# [YOUR INSTRUCTIONS]
If a line of the records holds the word "Other", copy it out.

[Dataset records]
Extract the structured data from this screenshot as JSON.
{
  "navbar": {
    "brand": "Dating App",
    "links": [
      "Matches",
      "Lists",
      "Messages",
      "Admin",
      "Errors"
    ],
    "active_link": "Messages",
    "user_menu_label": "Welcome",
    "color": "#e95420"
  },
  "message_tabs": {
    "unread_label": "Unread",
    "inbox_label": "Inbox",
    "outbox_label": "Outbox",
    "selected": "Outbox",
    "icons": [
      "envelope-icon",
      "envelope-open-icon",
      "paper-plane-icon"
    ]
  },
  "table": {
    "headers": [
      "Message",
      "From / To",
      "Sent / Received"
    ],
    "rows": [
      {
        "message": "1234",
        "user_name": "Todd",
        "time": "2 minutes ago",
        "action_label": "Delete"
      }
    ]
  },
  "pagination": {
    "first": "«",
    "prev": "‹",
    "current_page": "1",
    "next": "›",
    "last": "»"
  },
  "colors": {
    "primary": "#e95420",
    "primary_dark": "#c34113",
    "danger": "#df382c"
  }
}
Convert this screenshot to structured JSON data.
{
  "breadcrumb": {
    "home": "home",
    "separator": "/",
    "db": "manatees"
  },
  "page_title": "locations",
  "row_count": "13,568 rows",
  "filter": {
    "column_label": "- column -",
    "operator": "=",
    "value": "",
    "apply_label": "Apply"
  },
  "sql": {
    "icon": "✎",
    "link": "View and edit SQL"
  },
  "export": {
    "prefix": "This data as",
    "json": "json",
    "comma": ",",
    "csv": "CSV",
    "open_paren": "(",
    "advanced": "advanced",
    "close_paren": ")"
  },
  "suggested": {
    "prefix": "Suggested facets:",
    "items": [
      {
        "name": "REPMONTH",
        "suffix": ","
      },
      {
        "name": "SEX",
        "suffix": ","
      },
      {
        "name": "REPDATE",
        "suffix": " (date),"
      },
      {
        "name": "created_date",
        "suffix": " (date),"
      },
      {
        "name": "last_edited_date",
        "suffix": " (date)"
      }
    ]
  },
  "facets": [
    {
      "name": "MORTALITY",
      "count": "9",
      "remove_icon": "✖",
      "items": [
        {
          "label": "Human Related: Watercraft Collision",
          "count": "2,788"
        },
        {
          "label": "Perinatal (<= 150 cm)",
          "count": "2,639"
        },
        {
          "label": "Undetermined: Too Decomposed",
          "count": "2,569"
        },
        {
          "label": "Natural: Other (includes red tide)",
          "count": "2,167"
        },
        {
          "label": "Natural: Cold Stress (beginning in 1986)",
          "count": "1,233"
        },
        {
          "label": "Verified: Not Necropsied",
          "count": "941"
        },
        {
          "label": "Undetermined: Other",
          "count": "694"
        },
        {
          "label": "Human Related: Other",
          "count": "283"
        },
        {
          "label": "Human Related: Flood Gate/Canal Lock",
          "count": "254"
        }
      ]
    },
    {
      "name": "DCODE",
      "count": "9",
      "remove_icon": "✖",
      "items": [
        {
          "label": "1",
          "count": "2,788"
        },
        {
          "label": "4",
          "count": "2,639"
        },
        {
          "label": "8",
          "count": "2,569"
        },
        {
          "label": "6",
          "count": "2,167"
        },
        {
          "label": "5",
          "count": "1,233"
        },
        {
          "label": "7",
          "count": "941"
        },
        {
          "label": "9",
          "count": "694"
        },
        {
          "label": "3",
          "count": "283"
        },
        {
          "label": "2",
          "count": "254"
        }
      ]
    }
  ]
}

# [ANSWER SPACE]
          "label": "Natural: Other (includes red tide)",
          "label": "Undetermined: Other",
          "label": "Human Related: Other",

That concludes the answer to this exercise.